*Task statement:* Copy, from the entries below, each line in which the string "Pour" appears.
[Data listing — start]
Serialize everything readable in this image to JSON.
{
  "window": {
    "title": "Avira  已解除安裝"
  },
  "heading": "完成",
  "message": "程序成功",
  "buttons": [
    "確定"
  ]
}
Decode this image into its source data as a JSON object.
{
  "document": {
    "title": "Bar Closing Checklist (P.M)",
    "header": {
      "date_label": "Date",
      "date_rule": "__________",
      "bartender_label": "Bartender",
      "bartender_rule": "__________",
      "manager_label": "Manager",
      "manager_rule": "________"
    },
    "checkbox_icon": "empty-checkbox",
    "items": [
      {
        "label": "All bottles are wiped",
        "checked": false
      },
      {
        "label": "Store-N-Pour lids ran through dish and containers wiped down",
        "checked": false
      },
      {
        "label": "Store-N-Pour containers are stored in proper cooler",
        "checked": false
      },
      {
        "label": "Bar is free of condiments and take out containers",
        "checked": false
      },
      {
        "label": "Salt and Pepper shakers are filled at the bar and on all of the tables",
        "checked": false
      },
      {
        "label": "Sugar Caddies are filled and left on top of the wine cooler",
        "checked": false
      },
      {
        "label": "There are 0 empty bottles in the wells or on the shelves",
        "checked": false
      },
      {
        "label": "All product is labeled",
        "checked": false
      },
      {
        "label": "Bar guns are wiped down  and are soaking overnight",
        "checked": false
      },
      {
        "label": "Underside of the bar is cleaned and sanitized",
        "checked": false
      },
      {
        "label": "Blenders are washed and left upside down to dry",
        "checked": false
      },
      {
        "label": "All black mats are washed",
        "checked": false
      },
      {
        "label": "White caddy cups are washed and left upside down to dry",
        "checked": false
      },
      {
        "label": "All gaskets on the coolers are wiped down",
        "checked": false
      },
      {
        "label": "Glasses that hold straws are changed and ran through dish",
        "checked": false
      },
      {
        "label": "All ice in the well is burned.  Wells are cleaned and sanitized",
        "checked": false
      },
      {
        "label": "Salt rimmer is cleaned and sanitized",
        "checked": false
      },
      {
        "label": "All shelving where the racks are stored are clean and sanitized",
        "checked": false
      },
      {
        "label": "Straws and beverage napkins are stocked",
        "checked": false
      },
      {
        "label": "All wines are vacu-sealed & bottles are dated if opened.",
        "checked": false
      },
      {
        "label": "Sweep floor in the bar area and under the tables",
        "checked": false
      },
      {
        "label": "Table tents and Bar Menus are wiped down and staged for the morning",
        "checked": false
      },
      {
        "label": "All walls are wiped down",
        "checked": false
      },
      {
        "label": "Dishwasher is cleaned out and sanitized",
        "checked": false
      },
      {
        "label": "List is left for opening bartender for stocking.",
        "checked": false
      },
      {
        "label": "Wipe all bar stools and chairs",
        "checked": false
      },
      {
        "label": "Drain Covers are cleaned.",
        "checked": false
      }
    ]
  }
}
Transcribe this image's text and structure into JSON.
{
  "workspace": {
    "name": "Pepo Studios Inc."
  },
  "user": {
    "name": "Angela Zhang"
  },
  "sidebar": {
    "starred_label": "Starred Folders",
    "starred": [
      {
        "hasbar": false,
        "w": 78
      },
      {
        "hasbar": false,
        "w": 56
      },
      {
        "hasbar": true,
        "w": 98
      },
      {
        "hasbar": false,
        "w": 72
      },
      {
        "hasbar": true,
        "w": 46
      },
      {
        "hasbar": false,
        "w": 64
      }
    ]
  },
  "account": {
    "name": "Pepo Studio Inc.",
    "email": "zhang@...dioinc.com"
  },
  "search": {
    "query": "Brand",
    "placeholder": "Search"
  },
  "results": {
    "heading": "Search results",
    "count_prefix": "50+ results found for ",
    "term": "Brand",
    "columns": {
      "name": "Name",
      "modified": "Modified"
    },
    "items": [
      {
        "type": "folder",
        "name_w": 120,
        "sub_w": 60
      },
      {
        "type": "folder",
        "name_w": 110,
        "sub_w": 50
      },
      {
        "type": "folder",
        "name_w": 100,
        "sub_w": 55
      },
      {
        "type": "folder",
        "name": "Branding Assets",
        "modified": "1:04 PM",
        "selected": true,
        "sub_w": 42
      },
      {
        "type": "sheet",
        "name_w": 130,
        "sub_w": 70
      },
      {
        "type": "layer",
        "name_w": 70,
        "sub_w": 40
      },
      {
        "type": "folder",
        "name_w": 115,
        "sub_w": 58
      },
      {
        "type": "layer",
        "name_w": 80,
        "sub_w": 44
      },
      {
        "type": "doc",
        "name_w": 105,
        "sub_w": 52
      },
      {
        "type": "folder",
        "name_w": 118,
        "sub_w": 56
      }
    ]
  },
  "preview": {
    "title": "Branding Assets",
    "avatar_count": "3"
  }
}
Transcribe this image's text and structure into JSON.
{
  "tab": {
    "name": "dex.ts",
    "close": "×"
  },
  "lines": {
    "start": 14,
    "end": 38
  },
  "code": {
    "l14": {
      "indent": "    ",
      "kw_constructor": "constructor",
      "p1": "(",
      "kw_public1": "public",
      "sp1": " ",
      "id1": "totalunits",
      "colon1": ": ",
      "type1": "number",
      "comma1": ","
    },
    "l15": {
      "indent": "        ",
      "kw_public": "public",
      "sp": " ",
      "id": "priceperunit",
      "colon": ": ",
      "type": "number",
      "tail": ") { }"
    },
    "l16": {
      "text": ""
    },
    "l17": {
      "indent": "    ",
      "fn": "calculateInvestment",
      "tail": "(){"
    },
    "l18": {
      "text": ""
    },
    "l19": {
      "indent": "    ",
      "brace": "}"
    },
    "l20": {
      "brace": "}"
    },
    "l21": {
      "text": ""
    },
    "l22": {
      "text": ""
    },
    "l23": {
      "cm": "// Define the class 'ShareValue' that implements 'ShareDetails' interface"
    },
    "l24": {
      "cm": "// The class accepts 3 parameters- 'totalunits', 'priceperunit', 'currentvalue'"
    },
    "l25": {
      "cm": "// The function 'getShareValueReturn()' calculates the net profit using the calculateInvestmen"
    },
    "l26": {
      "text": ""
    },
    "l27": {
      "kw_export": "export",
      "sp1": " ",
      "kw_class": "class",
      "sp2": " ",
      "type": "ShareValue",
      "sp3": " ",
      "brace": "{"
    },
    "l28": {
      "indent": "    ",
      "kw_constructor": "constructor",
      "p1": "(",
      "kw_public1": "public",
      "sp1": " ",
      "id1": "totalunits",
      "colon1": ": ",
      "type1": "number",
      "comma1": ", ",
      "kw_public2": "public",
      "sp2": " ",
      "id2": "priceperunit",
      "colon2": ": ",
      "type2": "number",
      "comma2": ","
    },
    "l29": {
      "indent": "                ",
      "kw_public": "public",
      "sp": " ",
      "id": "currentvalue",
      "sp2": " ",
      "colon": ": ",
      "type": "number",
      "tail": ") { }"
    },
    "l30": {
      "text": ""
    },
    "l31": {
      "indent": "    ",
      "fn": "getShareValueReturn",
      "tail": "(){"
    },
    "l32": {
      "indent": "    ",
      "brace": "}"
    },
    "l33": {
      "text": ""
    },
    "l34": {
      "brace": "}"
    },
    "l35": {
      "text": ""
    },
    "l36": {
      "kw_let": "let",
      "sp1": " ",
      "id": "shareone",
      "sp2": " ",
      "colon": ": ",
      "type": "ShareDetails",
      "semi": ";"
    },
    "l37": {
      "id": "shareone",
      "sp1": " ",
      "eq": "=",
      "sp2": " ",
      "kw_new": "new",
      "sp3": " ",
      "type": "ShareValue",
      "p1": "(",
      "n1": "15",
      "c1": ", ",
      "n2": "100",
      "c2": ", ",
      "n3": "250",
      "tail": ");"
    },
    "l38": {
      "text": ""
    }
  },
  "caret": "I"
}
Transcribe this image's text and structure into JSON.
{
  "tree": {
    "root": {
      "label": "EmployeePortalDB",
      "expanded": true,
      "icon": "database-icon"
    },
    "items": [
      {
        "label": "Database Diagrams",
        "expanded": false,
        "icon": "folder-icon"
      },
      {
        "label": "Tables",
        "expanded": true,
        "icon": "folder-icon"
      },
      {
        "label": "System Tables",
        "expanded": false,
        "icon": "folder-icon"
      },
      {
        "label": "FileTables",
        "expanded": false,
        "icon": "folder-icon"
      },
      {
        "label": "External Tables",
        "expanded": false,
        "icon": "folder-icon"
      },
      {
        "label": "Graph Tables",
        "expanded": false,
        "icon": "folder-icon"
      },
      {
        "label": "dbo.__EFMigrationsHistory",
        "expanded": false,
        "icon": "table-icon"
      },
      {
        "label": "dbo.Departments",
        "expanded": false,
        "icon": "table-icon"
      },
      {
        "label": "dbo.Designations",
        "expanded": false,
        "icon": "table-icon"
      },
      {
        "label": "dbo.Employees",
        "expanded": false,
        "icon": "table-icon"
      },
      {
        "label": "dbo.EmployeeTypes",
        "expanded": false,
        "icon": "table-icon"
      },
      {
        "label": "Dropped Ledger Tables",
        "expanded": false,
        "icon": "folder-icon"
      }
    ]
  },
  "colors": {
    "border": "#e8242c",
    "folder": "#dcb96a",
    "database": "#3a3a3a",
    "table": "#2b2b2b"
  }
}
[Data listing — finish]
*Answer box:*
        "label": "Store-N-Pour lids ran through dish and containers wiped down",
        "label": "Store-N-Pour containers are stored in proper cooler",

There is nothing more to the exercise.